Exercise details →
Your answer should hold all lines of the entries that include the word "subtitle".

Material provided →

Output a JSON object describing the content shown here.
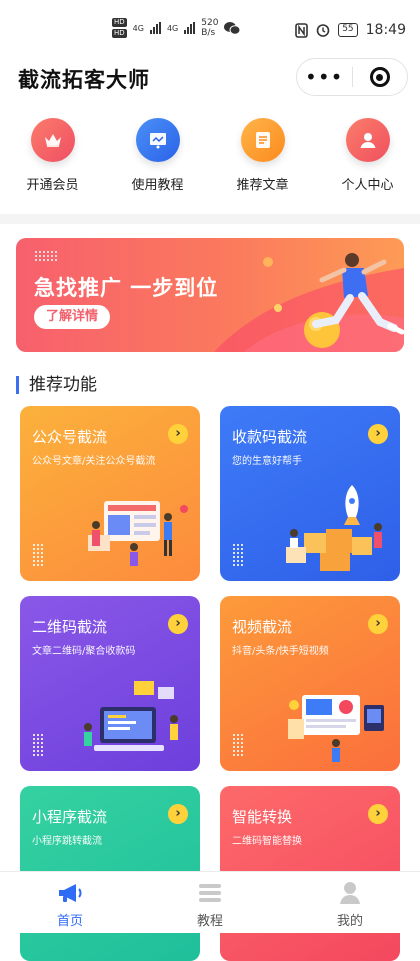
{
  "status_bar": {
    "hd1": "HD",
    "hd2": "HD",
    "net1": "4G",
    "net2": "4G",
    "speed_value": "520",
    "speed_unit": "B/s",
    "battery": "55",
    "time": "18:49"
  },
  "header": {
    "title": "截流拓客大师",
    "more_label": "•••"
  },
  "quick_nav": [
    {
      "label": "开通会员",
      "icon": "crown-icon",
      "color": "#f4616a"
    },
    {
      "label": "使用教程",
      "icon": "book-reader-icon",
      "color": "#3d7bf4"
    },
    {
      "label": "推荐文章",
      "icon": "article-icon",
      "color": "#fd9a2b"
    },
    {
      "label": "个人中心",
      "icon": "user-icon",
      "color": "#f7645f"
    }
  ],
  "banner": {
    "title": "急找推广 一步到位",
    "button": "了解详情"
  },
  "section": {
    "title": "推荐功能"
  },
  "cards": [
    {
      "title": "公众号截流",
      "subtitle": "公众号文章/关注公众号截流",
      "gradient": [
        "#fbb13c",
        "#fd8b3d"
      ]
    },
    {
      "title": "收款码截流",
      "subtitle": "您的生意好帮手",
      "gradient": [
        "#3e7bf7",
        "#2e5fe8"
      ]
    },
    {
      "title": "二维码截流",
      "subtitle": "文章二维码/聚合收款码",
      "gradient": [
        "#8a58e8",
        "#6d3fdc"
      ]
    },
    {
      "title": "视频截流",
      "subtitle": "抖音/头条/快手短视频",
      "gradient": [
        "#fd9a3b",
        "#fb6f3c"
      ]
    },
    {
      "title": "小程序截流",
      "subtitle": "小程序跳转截流",
      "gradient": [
        "#35d1a1",
        "#1fbf9b"
      ]
    },
    {
      "title": "智能转换",
      "subtitle": "二维码智能替换",
      "gradient": [
        "#fd6a6a",
        "#f4485f"
      ]
    }
  ],
  "tabs": [
    {
      "label": "首页",
      "icon": "megaphone-icon",
      "active": true
    },
    {
      "label": "教程",
      "icon": "list-icon",
      "active": false
    },
    {
      "label": "我的",
      "icon": "profile-icon",
      "active": false
    }
  ],
  "colors": {
    "accent": "#2f6cf6",
    "arrow_badge": "#ffd23c"
  }
}
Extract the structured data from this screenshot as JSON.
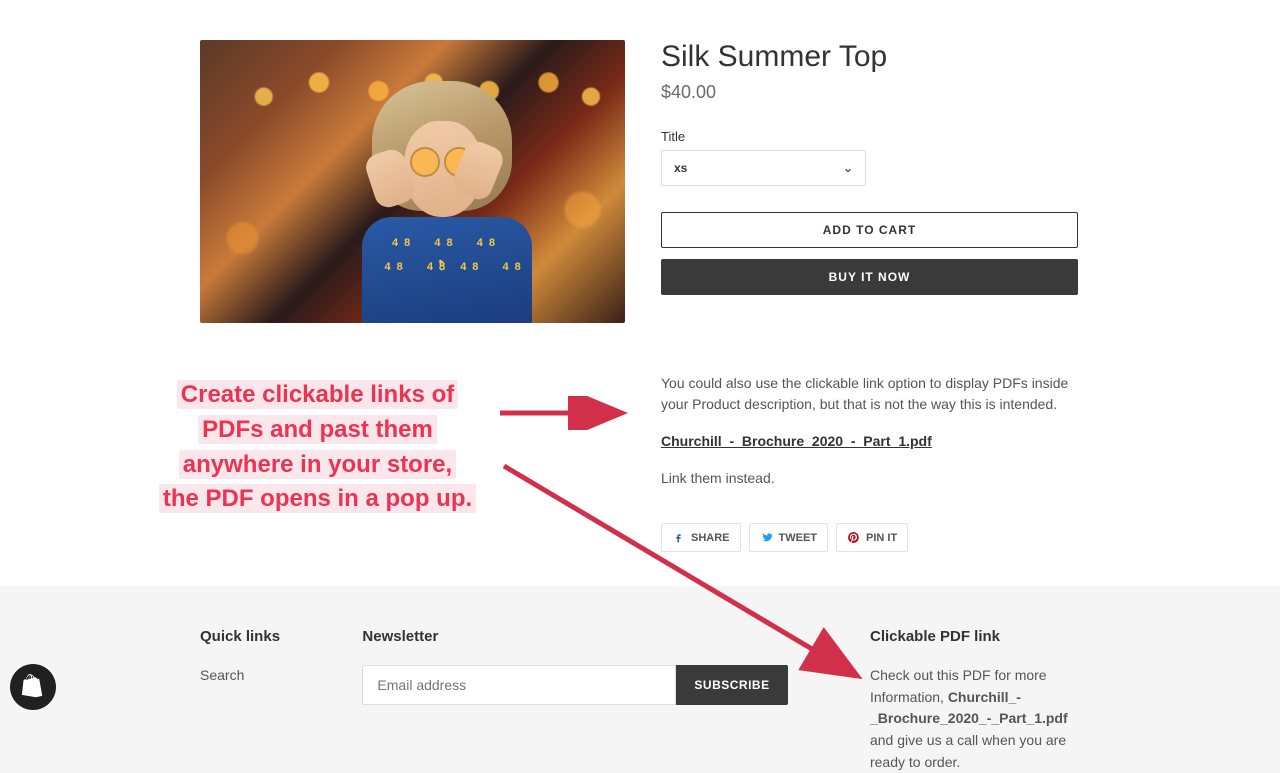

Task answer →
      "subtitle": "公众号文章/关注公众号截流",
      "subtitle": "您的生意好帮手",
      "subtitle": "文章二维码/聚合收款码",
      "subtitle": "抖音/头条/快手短视频",
      "subtitle": "小程序跳转截流",
      "subtitle": "二维码智能替换",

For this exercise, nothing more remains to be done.